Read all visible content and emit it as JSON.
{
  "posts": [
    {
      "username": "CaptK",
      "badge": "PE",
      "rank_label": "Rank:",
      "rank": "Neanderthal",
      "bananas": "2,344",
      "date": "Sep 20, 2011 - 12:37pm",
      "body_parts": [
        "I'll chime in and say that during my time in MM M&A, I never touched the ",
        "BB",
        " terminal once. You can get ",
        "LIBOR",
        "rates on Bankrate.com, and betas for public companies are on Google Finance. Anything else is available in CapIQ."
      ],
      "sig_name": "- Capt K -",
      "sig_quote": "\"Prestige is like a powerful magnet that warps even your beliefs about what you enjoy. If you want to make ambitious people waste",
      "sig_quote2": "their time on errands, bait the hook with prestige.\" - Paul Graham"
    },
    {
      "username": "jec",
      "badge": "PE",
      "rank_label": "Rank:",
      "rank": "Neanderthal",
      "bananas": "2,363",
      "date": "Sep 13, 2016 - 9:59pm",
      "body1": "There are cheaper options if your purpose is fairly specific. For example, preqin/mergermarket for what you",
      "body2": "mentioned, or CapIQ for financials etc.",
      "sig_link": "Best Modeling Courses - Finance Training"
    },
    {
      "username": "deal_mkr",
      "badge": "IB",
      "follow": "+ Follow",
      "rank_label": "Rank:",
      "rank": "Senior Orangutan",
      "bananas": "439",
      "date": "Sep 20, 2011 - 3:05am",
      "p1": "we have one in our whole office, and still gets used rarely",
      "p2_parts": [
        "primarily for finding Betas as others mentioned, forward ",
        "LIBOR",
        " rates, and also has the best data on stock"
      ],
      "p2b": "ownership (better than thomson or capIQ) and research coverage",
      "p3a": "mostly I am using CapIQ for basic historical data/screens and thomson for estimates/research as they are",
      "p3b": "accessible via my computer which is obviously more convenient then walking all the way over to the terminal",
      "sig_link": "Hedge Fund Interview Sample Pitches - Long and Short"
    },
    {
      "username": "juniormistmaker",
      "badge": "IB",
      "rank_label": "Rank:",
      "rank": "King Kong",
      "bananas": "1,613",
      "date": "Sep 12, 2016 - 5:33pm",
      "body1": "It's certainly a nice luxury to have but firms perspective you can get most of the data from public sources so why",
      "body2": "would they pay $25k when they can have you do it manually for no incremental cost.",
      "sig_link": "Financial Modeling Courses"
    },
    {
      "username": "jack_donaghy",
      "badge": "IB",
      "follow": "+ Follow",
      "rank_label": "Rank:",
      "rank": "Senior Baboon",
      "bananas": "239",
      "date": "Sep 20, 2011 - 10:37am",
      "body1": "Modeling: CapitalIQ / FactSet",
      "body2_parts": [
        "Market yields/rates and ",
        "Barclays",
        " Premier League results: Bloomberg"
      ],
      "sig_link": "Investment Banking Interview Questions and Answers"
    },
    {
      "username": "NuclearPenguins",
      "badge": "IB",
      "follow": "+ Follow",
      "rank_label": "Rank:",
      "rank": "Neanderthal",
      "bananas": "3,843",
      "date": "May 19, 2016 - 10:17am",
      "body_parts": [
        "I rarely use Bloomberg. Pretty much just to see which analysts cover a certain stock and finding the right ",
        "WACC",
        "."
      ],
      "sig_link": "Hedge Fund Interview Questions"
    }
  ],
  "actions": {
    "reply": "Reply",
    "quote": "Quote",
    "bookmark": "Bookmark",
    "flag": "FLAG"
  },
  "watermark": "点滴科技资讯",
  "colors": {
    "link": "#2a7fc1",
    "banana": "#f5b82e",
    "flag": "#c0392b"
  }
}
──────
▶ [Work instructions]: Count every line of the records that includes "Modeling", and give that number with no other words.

▶ [Written reply]: 3